§ ACTIVITY
With the pictures left out, repeat every entry that follows exactly.

(Excerpts from an interface dataset)
★ ★ ★

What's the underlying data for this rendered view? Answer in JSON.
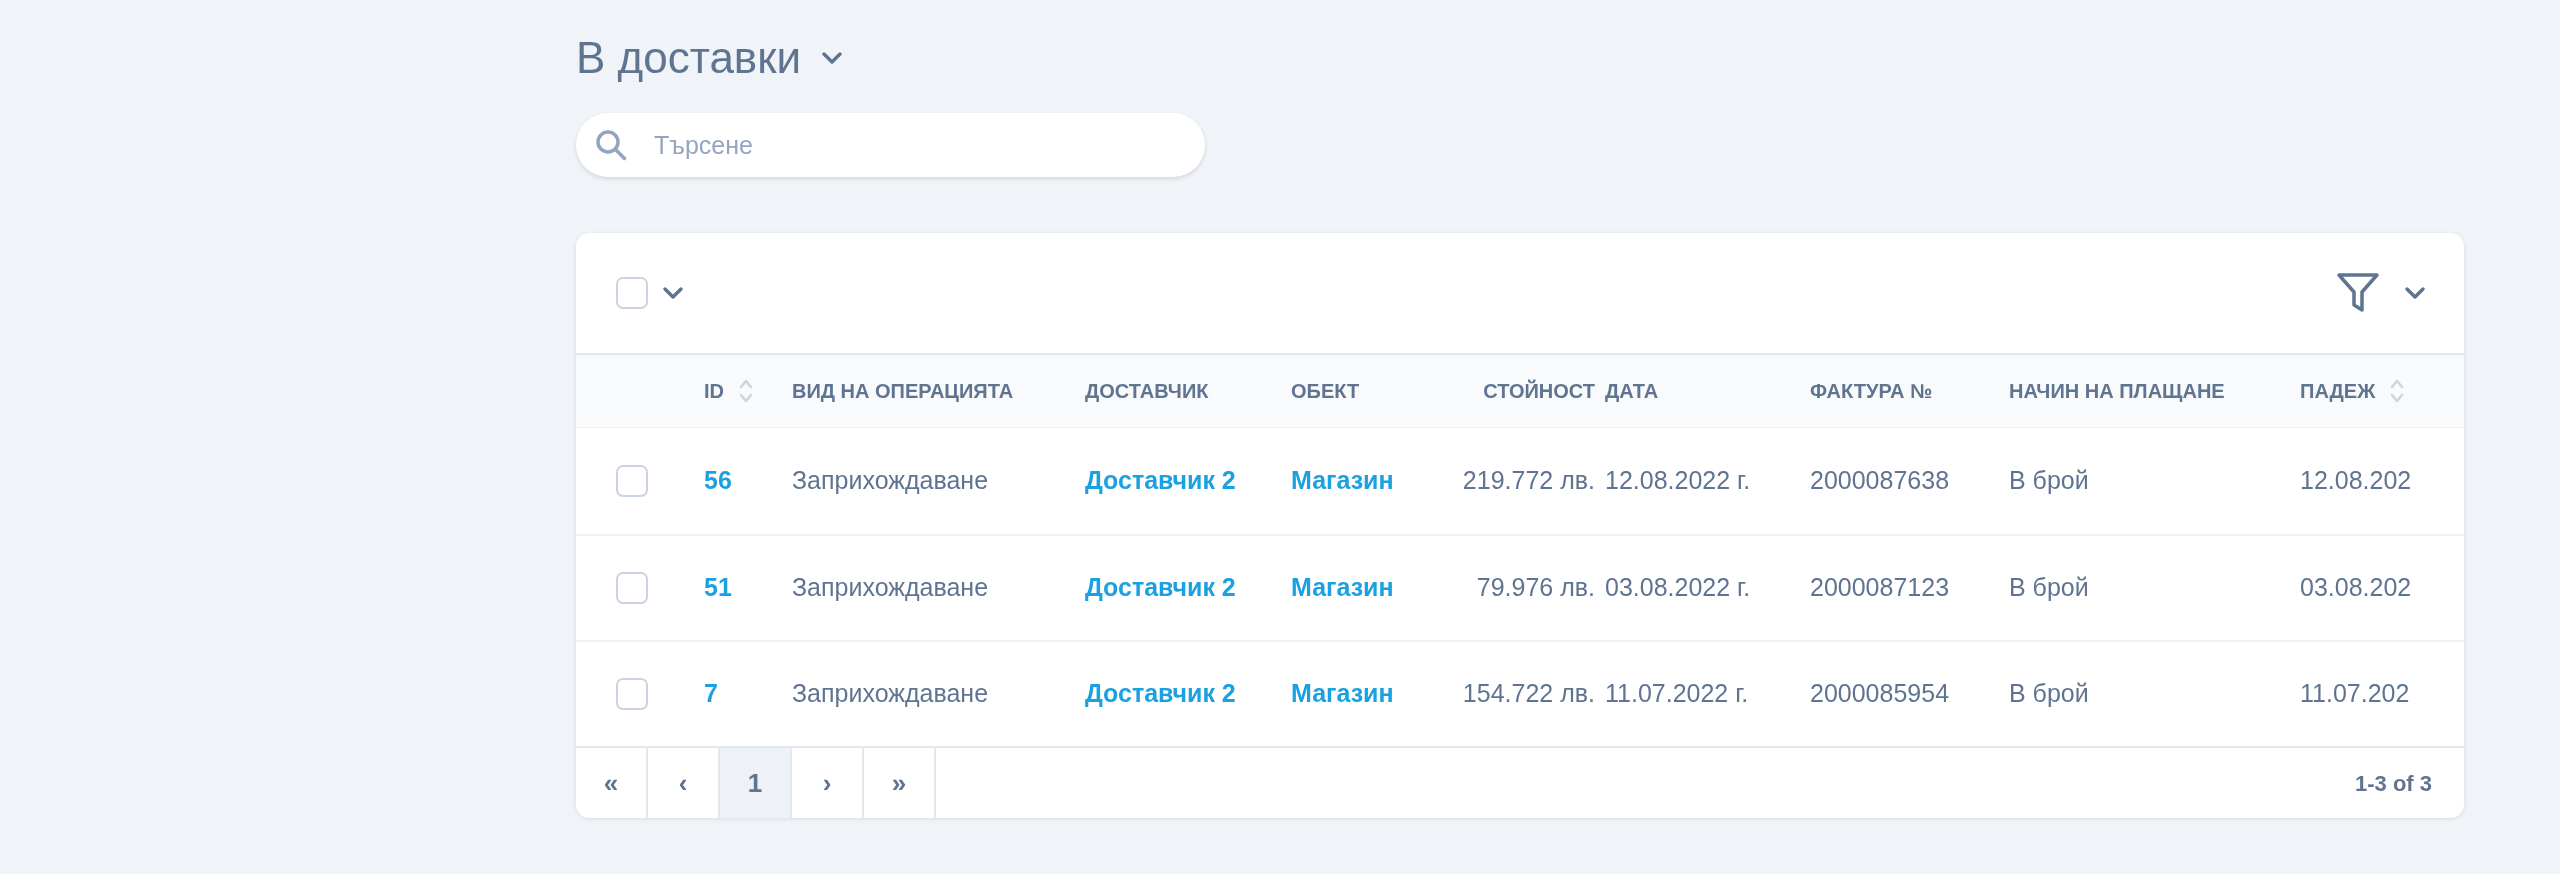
{
  "title": "В доставки",
  "search": {
    "placeholder": "Търсене"
  },
  "toolbar": {
    "select_all_checked": false
  },
  "table": {
    "columns": [
      {
        "label": "ID",
        "kind": "link",
        "sortable": true
      },
      {
        "label": "ВИД НА ОПЕРАЦИЯТА",
        "kind": "text",
        "sortable": false
      },
      {
        "label": "ДОСТАВЧИК",
        "kind": "link",
        "sortable": false
      },
      {
        "label": "ОБЕКТ",
        "kind": "link",
        "sortable": false
      },
      {
        "label": "СТОЙНОСТ",
        "kind": "number",
        "sortable": false
      },
      {
        "label": "ДАТА",
        "kind": "text",
        "sortable": false
      },
      {
        "label": "ФАКТУРА №",
        "kind": "text",
        "sortable": false
      },
      {
        "label": "НАЧИН НА ПЛАЩАНЕ",
        "kind": "text",
        "sortable": false
      },
      {
        "label": "ПАДЕЖ",
        "kind": "text",
        "sortable": true
      }
    ],
    "rows": [
      {
        "checked": false,
        "cells": [
          "56",
          "Заприхождаване",
          "Доставчик 2",
          "Магазин",
          "219.772 лв.",
          "12.08.2022 г.",
          "2000087638",
          "В брой",
          "12.08.202"
        ]
      },
      {
        "checked": false,
        "cells": [
          "51",
          "Заприхождаване",
          "Доставчик 2",
          "Магазин",
          "79.976 лв.",
          "03.08.2022 г.",
          "2000087123",
          "В брой",
          "03.08.202"
        ]
      },
      {
        "checked": false,
        "cells": [
          "7",
          "Заприхождаване",
          "Доставчик 2",
          "Магазин",
          "154.722 лв.",
          "11.07.2022 г.",
          "2000085954",
          "В брой",
          "11.07.202"
        ]
      }
    ]
  },
  "pagination": {
    "buttons": [
      {
        "label": "«",
        "selected": false
      },
      {
        "label": "‹",
        "selected": false
      },
      {
        "label": "1",
        "selected": true
      },
      {
        "label": "›",
        "selected": false
      },
      {
        "label": "»",
        "selected": false
      }
    ],
    "range": "1-3 of 3"
  }
}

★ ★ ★

§ REPLY
What's the underlying data for this rendered view? Answer in JSON.
{
  "title": "В доставки",
  "search": {
    "placeholder": "Търсене"
  },
  "toolbar": {
    "select_all_checked": false
  },
  "table": {
    "columns": [
      {
        "label": "ID",
        "kind": "link",
        "sortable": true
      },
      {
        "label": "ВИД НА ОПЕРАЦИЯТА",
        "kind": "text",
        "sortable": false
      },
      {
        "label": "ДОСТАВЧИК",
        "kind": "link",
        "sortable": false
      },
      {
        "label": "ОБЕКТ",
        "kind": "link",
        "sortable": false
      },
      {
        "label": "СТОЙНОСТ",
        "kind": "number",
        "sortable": false
      },
      {
        "label": "ДАТА",
        "kind": "text",
        "sortable": false
      },
      {
        "label": "ФАКТУРА №",
        "kind": "text",
        "sortable": false
      },
      {
        "label": "НАЧИН НА ПЛАЩАНЕ",
        "kind": "text",
        "sortable": false
      },
      {
        "label": "ПАДЕЖ",
        "kind": "text",
        "sortable": true
      }
    ],
    "rows": [
      {
        "checked": false,
        "cells": [
          "56",
          "Заприхождаване",
          "Доставчик 2",
          "Магазин",
          "219.772 лв.",
          "12.08.2022 г.",
          "2000087638",
          "В брой",
          "12.08.202"
        ]
      },
      {
        "checked": false,
        "cells": [
          "51",
          "Заприхождаване",
          "Доставчик 2",
          "Магазин",
          "79.976 лв.",
          "03.08.2022 г.",
          "2000087123",
          "В брой",
          "03.08.202"
        ]
      },
      {
        "checked": false,
        "cells": [
          "7",
          "Заприхождаване",
          "Доставчик 2",
          "Магазин",
          "154.722 лв.",
          "11.07.2022 г.",
          "2000085954",
          "В брой",
          "11.07.202"
        ]
      }
    ]
  },
  "pagination": {
    "buttons": [
      {
        "label": "«",
        "selected": false
      },
      {
        "label": "‹",
        "selected": false
      },
      {
        "label": "1",
        "selected": true
      },
      {
        "label": "›",
        "selected": false
      },
      {
        "label": "»",
        "selected": false
      }
    ],
    "range": "1-3 of 3"
  }
}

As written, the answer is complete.